• [Task prompt]
Print every line of the data exactly as shown.

*** Opening Listed records ***

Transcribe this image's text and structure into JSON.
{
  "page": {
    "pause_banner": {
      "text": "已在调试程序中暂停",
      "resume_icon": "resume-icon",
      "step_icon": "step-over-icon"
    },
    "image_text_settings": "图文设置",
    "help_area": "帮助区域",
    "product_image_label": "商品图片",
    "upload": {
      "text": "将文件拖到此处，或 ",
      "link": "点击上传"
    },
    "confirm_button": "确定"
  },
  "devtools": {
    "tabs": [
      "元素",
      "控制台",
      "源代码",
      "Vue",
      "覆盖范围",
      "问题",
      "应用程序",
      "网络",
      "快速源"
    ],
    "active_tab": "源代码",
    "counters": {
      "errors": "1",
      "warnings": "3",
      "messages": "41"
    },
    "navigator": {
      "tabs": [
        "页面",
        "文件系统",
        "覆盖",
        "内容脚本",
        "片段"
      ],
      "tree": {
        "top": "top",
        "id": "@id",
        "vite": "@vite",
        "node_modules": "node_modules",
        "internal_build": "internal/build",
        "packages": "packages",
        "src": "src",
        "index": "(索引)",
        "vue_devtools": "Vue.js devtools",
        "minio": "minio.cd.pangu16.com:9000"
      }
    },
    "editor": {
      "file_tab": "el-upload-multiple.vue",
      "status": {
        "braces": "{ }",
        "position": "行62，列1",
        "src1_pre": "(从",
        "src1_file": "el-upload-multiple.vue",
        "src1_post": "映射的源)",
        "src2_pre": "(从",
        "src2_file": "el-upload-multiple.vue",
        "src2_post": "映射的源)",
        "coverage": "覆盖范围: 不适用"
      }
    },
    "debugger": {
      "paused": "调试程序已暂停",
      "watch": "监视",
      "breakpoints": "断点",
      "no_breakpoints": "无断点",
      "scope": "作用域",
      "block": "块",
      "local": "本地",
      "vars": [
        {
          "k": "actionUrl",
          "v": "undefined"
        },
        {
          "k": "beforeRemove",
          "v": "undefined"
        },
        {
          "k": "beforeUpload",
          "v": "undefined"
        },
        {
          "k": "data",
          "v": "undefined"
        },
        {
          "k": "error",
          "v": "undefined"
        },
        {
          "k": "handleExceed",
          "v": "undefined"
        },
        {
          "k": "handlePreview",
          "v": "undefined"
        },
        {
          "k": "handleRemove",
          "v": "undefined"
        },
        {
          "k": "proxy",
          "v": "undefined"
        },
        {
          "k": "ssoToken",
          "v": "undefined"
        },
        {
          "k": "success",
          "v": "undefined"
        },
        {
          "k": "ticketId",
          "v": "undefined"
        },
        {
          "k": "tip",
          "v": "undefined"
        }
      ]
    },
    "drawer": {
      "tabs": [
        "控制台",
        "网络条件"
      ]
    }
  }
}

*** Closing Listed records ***

• [Task response]
Transcribe this image's text and structure into JSON.
{
  "page": {
    "pause_banner": {
      "text": "已在调试程序中暂停",
      "resume_icon": "resume-icon",
      "step_icon": "step-over-icon"
    },
    "image_text_settings": "图文设置",
    "help_area": "帮助区域",
    "product_image_label": "商品图片",
    "upload": {
      "text": "将文件拖到此处，或 ",
      "link": "点击上传"
    },
    "confirm_button": "确定"
  },
  "devtools": {
    "tabs": [
      "元素",
      "控制台",
      "源代码",
      "Vue",
      "覆盖范围",
      "问题",
      "应用程序",
      "网络",
      "快速源"
    ],
    "active_tab": "源代码",
    "counters": {
      "errors": "1",
      "warnings": "3",
      "messages": "41"
    },
    "navigator": {
      "tabs": [
        "页面",
        "文件系统",
        "覆盖",
        "内容脚本",
        "片段"
      ],
      "tree": {
        "top": "top",
        "id": "@id",
        "vite": "@vite",
        "node_modules": "node_modules",
        "internal_build": "internal/build",
        "packages": "packages",
        "src": "src",
        "index": "(索引)",
        "vue_devtools": "Vue.js devtools",
        "minio": "minio.cd.pangu16.com:9000"
      }
    },
    "editor": {
      "file_tab": "el-upload-multiple.vue",
      "status": {
        "braces": "{ }",
        "position": "行62，列1",
        "src1_pre": "(从",
        "src1_file": "el-upload-multiple.vue",
        "src1_post": "映射的源)",
        "src2_pre": "(从",
        "src2_file": "el-upload-multiple.vue",
        "src2_post": "映射的源)",
        "coverage": "覆盖范围: 不适用"
      }
    },
    "debugger": {
      "paused": "调试程序已暂停",
      "watch": "监视",
      "breakpoints": "断点",
      "no_breakpoints": "无断点",
      "scope": "作用域",
      "block": "块",
      "local": "本地",
      "vars": [
        {
          "k": "actionUrl",
          "v": "undefined"
        },
        {
          "k": "beforeRemove",
          "v": "undefined"
        },
        {
          "k": "beforeUpload",
          "v": "undefined"
        },
        {
          "k": "data",
          "v": "undefined"
        },
        {
          "k": "error",
          "v": "undefined"
        },
        {
          "k": "handleExceed",
          "v": "undefined"
        },
        {
          "k": "handlePreview",
          "v": "undefined"
        },
        {
          "k": "handleRemove",
          "v": "undefined"
        },
        {
          "k": "proxy",
          "v": "undefined"
        },
        {
          "k": "ssoToken",
          "v": "undefined"
        },
        {
          "k": "success",
          "v": "undefined"
        },
        {
          "k": "ticketId",
          "v": "undefined"
        },
        {
          "k": "tip",
          "v": "undefined"
        }
      ]
    },
    "drawer": {
      "tabs": [
        "控制台",
        "网络条件"
      ]
    }
  }
}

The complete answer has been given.